*Data for review*.
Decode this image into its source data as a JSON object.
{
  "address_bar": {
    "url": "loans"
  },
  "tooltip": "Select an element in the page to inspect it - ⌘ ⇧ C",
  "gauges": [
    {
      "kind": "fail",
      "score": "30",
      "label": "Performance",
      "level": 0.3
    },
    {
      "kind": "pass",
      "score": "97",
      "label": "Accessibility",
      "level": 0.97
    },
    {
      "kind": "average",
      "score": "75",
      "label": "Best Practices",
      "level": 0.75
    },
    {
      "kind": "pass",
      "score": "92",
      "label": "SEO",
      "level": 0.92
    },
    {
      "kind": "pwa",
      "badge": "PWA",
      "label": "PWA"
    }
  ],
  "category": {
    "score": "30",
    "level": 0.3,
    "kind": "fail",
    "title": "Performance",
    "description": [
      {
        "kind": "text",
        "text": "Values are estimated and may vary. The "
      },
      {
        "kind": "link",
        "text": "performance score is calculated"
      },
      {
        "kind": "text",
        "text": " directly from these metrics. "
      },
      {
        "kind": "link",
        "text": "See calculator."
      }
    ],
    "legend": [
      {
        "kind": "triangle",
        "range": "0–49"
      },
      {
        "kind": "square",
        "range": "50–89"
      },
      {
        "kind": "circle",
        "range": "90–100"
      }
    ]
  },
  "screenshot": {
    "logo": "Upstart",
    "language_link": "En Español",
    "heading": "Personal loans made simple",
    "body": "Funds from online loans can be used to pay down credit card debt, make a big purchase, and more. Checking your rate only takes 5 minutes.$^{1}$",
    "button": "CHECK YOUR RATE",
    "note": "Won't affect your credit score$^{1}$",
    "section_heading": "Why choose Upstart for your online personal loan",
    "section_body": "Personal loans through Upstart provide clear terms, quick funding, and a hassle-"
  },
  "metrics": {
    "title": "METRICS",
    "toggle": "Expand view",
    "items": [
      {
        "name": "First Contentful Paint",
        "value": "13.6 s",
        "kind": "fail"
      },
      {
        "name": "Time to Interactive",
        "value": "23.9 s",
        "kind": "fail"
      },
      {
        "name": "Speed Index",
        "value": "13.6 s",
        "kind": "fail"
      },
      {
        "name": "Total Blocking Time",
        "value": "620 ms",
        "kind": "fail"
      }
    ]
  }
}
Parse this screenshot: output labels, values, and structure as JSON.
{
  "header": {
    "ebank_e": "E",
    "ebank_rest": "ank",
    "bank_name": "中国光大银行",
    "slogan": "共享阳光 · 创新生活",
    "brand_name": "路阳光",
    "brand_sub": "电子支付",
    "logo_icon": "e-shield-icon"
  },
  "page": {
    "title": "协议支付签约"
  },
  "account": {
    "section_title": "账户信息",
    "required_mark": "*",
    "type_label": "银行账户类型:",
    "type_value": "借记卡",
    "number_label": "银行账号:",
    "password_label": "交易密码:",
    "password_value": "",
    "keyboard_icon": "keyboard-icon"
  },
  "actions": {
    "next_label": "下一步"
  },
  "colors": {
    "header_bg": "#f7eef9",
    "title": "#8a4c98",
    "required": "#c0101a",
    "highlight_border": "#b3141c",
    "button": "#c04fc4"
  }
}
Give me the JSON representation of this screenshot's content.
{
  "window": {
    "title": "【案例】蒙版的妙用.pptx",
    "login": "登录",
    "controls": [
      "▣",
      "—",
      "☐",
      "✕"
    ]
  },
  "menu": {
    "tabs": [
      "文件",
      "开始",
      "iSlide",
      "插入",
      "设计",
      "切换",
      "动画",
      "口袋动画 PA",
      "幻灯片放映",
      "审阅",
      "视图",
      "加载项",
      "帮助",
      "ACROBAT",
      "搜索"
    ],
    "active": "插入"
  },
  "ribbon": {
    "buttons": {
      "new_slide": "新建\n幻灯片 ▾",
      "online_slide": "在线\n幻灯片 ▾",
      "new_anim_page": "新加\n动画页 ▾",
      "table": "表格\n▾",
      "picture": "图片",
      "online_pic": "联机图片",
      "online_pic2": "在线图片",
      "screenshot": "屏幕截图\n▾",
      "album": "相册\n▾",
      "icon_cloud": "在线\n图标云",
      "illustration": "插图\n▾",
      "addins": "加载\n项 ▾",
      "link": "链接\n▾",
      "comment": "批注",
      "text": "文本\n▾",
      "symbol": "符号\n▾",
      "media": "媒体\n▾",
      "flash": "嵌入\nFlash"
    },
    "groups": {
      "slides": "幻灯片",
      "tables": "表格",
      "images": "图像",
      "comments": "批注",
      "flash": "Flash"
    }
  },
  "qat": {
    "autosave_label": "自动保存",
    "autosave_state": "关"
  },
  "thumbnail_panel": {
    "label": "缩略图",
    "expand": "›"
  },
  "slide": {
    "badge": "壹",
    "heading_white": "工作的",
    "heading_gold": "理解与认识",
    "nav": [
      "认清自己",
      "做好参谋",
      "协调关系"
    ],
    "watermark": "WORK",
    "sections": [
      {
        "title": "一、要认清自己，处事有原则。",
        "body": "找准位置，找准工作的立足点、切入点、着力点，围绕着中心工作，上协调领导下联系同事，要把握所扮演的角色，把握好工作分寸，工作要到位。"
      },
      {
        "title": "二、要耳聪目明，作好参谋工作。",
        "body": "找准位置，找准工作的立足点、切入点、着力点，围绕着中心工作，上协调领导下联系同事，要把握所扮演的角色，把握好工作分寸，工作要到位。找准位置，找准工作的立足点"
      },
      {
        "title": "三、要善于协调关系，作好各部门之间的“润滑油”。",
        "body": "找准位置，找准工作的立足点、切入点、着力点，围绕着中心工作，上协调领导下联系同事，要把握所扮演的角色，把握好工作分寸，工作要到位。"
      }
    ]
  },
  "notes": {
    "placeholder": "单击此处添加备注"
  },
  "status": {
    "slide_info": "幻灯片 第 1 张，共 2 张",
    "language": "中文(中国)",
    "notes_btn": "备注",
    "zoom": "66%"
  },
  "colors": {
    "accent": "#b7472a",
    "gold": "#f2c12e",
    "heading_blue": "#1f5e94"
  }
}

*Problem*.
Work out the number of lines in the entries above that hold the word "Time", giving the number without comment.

*Result below*.
2